China races to find 40 missing miners: Media
Rescuers in southern China were racing against time on Monday to reach more than 40 coal miners trapped underground at the weekend in two flooded pits, state media said.world Updated: Jul 05, 2011 11:23 IST
Rescuers in southern China were racing against time on Monday to reach more than 40 coal miners trapped underground at the weekend in two flooded pits, state media said.
In the southern Guangxi region, heavy rains hampered efforts to reach 19 workers trapped in a colliery in Heshan city which collapsed on Saturday due to torrential downpours pummelling the area, Xinhua news agency reported.
Three bodies have already been pulled from the pit, the report said.
"The density of the toxic gas in the mine shaft remains high, and we have to be wary of more collapses," rescue worker Huang Xiangxiong told the agency.
In the neighbouring province of Guizhou, 23 miners were trapped in another mine that flooded on Saturday due to heavy rains and a breakdown in the shaft's drainage system.

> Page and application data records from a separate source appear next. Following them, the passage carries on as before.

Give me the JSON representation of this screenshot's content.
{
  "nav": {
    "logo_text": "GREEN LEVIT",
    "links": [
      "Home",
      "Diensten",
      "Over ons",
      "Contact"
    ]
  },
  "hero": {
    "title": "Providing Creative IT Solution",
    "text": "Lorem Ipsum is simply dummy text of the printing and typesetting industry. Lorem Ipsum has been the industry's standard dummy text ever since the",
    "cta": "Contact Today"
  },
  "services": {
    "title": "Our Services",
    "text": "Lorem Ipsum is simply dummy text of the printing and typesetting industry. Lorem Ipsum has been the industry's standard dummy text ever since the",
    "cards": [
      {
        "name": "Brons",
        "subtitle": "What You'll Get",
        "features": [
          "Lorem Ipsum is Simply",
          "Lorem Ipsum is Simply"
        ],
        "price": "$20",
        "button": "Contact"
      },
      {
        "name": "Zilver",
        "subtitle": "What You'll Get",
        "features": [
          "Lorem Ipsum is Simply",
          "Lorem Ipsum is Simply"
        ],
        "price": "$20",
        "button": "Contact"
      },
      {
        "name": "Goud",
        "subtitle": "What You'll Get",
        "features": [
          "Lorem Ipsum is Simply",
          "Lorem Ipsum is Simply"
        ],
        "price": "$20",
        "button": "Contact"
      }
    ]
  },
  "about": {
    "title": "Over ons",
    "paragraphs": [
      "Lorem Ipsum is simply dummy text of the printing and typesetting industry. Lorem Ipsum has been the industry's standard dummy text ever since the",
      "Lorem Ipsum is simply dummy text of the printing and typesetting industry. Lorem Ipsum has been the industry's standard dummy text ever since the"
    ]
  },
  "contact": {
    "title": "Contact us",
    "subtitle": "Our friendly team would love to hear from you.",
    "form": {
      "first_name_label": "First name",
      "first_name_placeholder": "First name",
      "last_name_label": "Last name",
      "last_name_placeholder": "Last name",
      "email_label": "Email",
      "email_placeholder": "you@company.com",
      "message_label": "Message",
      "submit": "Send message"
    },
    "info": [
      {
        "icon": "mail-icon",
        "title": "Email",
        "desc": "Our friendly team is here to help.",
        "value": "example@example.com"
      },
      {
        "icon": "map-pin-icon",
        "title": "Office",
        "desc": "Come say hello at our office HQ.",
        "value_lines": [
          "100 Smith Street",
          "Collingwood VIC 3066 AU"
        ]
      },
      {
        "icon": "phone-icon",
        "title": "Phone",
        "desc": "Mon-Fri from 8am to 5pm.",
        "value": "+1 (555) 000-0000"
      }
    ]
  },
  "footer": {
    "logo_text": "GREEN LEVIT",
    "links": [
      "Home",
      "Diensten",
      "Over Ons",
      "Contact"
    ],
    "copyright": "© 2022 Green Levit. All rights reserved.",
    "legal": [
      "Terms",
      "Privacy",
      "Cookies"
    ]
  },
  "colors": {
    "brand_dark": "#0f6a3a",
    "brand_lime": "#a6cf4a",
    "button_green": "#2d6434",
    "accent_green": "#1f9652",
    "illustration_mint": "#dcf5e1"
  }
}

Most of the workers hail from Guangxi.
Xinhua cited the local emergency rescue headquarters as saying water levels had dropped by two metres (six feet) late Sunday, but then quickly rose again.
Rescuers worked through the night to pump water out of the pit, Xinhua said, adding that more pumps were due to be installed on Monday to help speed the process.
Li Shangkuan, the deputy chief of Guizhou's work safety administration, vowed a thorough investigation into the incident.
China's coal mines have a notoriously poor safety record, which the government has repeatedly pledged to address.
In its latest campaign, the government issued a policy last year that required six kinds of safety systems, including rescue facilities, to be installed in all coal mines within three years.
In 2010, 2,433 people died in coal mine accidents in China, according to official statistics, or a rate of more than six workers per day.
Labour rights groups, however, say the actual death toll is likely much higher than official data indicates, partly due to under-reporting of accidents as mine bosses seek to limit their economic losses and avoid punishment.